IPEC’s Good Ideas

On March 30, Victoria Espinel, the U.S. Intellectual Property Enforcement Coordinator (IPEC), submitted to Congress the 2011 Annual Report on Intellectual Property Enforcement. As demonstrated by the recently released 2012 International Property Rights Index, the United States has experienced a mild deterioration in intellectual property rights since 2007. This has contributed to an even steeper decline in the United States’ overall IPRI score over the same period. As President Obama’s top intellectual property advisor, Ms. Espinel is tasked with reversing those statistics. The following are the highlights of her report.

• IPEC has persuaded major credit card companies and online vendors to form voluntary associations to reduce the sale of pirated pharmaceuticals, music, motion pictures, and other goods. IPEC believes that these associations will significantly curtail access to pirated goods.
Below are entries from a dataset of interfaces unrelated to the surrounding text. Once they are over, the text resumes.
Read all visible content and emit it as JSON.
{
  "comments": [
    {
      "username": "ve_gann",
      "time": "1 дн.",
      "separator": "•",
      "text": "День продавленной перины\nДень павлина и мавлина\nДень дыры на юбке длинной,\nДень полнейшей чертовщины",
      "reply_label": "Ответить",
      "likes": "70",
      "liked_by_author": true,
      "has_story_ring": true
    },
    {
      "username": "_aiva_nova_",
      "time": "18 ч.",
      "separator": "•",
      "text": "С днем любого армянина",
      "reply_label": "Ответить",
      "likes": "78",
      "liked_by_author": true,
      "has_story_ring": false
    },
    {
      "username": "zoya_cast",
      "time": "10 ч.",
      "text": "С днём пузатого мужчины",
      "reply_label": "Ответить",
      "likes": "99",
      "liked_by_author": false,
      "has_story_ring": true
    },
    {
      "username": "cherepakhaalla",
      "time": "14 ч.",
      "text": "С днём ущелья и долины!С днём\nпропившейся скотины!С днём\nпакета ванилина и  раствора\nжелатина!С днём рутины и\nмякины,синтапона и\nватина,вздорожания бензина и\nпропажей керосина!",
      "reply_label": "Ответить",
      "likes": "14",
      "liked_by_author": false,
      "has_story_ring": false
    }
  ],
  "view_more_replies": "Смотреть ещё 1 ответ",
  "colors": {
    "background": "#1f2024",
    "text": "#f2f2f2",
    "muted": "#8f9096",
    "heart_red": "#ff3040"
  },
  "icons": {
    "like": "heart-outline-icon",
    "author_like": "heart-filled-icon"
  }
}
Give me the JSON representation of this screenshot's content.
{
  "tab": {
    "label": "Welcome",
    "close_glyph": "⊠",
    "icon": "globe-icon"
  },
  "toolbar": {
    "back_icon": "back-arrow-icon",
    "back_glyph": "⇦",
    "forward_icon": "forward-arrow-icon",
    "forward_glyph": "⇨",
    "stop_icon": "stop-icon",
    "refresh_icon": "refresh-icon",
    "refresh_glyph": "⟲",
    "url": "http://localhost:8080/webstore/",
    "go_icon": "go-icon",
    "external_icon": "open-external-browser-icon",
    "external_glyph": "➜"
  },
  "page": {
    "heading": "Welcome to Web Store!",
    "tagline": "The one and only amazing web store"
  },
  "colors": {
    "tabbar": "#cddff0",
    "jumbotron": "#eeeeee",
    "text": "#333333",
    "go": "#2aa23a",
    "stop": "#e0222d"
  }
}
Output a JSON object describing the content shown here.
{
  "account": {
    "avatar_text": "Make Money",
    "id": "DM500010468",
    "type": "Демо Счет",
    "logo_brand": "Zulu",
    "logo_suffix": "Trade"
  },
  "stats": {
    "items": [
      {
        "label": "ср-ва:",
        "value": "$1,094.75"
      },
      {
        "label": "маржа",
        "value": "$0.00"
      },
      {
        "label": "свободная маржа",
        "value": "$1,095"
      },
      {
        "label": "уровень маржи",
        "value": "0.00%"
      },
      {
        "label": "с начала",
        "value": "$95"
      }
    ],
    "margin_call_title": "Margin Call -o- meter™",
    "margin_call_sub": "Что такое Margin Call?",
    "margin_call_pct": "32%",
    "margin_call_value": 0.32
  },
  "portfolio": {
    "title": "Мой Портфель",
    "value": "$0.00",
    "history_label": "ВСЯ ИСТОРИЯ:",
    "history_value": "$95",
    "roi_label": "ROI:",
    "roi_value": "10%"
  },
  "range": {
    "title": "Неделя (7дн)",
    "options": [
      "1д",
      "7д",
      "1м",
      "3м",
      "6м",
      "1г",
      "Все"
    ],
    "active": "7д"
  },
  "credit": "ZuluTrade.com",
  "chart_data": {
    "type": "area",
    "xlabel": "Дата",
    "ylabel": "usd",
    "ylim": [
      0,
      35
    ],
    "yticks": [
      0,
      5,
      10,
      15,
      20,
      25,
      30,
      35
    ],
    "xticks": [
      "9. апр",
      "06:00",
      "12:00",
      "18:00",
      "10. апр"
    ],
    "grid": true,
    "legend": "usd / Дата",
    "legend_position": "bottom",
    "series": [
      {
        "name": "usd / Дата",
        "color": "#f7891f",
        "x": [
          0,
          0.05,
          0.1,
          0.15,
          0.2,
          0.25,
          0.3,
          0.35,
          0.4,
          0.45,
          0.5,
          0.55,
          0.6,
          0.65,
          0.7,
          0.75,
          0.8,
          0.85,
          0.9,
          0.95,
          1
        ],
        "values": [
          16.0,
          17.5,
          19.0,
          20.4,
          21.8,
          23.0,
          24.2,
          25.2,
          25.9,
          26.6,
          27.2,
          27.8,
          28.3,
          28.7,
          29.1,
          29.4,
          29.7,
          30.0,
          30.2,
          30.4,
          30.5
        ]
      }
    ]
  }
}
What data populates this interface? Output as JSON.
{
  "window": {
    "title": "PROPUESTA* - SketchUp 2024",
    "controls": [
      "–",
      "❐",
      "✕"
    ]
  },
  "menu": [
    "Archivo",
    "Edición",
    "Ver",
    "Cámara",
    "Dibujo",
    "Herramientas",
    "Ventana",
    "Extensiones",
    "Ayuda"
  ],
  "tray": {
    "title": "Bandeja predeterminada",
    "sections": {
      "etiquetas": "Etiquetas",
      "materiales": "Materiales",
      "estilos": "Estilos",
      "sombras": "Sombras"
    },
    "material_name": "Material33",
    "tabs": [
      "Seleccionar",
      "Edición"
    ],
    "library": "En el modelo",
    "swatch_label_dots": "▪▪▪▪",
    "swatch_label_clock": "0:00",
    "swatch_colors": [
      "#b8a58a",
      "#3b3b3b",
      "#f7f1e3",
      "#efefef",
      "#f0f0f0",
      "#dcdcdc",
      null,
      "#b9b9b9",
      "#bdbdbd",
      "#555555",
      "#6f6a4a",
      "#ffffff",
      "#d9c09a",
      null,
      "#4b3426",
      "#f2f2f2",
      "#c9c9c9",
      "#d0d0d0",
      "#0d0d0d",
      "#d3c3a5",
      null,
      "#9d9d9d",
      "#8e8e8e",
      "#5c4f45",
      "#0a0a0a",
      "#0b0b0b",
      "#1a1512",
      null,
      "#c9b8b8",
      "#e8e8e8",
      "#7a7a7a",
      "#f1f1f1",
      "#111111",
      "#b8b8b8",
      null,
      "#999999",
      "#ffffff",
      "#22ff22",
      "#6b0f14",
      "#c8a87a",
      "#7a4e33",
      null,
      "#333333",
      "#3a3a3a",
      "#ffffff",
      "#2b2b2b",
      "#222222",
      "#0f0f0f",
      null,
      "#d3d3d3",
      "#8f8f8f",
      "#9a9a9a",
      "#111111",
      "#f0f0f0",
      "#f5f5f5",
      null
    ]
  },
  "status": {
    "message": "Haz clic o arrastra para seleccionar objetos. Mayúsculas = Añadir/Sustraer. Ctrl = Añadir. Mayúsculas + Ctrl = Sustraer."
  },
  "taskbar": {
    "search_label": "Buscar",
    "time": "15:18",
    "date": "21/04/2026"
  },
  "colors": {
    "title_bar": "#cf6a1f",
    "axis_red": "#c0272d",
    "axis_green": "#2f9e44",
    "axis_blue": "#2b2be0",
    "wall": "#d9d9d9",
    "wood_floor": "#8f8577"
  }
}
• On the recommendations of IPEC, the National Defense Reauthorization Act of 2012 included provisions to “increase penalties for infringing goods that are sold to, or are for use by, the military, law enforcement, critical infrastructure or national security applications and to provide DHS with the explicit authority to give rightholders more information that will help them in determining whether suspected fake products are genuine or not.”

• IPEC developed a national strategy to combat the importation and sale of counterfeit pharmaceuticals. These recommendations were submitted to both Congress and the Vice President.

• American law enforcement agencies have increased seizures of counterfeit pharmaceuticals by nearly 200% as well as fake safety and critical technological goods by 44%. This contributed to an overall increase in seizures of 24% compared to Fiscal Year 2010.

• ICE Homeland Security investigations are up 17%, arrests are up by 57%, and convictions are up by 71% over FY 2010.

• New trade secret cases conducted by the Federal Bureau of Investigation are up by 29% in addition to an 87% increase in health and safety investigations.

• The Obama Administration’s trade apparatus has continued to pressure China into strengthening its intellectual property protections. As a result, China has agreed to form a new bureaucracy to coordinate intellectual property enforcement countrywide.

As the global economic recovery continues at a numbingly slow pace, all nations should be seeking to secure the rights of innovators to their own labors. In total, these recommendations represent a step in the right direction.